  34. Agid O, Lerer B. Algorithm-based treatment of major depression in an outpatient clinic: clinical correlates of response to a specific serotonin reuptake inhibitor and to triiodothyronine augmentation. Int J Neuropsychopharmacol. 2003;6(1):41–49.
  35. Iosifescu DV, Nierenberg AA, Mischoulon D, et al. An open study of triiodothyronine augmentation of selective serotonin reuptake inhibitors in treatment-resistant major depressive disorder. J Clin Psychiatry. 2005;66:1038–1042.
  36. Nierenberg AA, Fava M, Trivedi MH, et al, STAR*D Study Team. A comparison of lithium and T3 augmentation following two failed medication treatments for depression: a STAR*D report. Am J Psychiatry. 2006;163:1519–1530.
  37. Joffe RT, Sokolov ST, Levitt AJ. Lithium and triiodothyronine augmentation of antidepressants. Can J Psychiatry. 2006;51(12):791–793.
  38. Hullett FJ, Bidder TG. Phenelzine plus triiodothyronine combination in a case of refractory depression. J Nerv Ment Dis. 1983;171(5):318–320.
  39. Joffe RT. Triiodothyronine potentiation of the antidepressant effect of phenelzine. J Clin Psychiatry. 1988;49(10):409–410.
  40. Rosenthal LJ, Goldner WS, O’Reardon JP. T3 augmentation in major depressive disorder: safety considerations. Am J Psychiatry. 2011;168(10):1035–1040.
  41. Kelly TF, Lieberman DZ. Long term augmentation with T3 in refractory major depression. J Affect Disord. 2009;115:230–233.
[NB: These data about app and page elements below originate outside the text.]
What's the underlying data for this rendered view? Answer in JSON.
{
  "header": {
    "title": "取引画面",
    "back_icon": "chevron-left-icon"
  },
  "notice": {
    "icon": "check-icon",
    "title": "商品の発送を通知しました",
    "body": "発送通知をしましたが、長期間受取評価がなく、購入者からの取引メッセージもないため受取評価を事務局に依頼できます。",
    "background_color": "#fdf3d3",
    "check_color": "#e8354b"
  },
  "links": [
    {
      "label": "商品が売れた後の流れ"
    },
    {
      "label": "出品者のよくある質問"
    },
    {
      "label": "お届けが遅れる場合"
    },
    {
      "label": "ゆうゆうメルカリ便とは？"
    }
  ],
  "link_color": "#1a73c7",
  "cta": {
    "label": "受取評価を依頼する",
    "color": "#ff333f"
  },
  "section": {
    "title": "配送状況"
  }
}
  42. Gyulai L, Bauer M, Garcia-Espana F, et al. Bone mineral density in pre-and post-menopausal women with affective disorder treated with long-term l-thyroxine augmentation. J Affect Disord. 2001;66:185–191.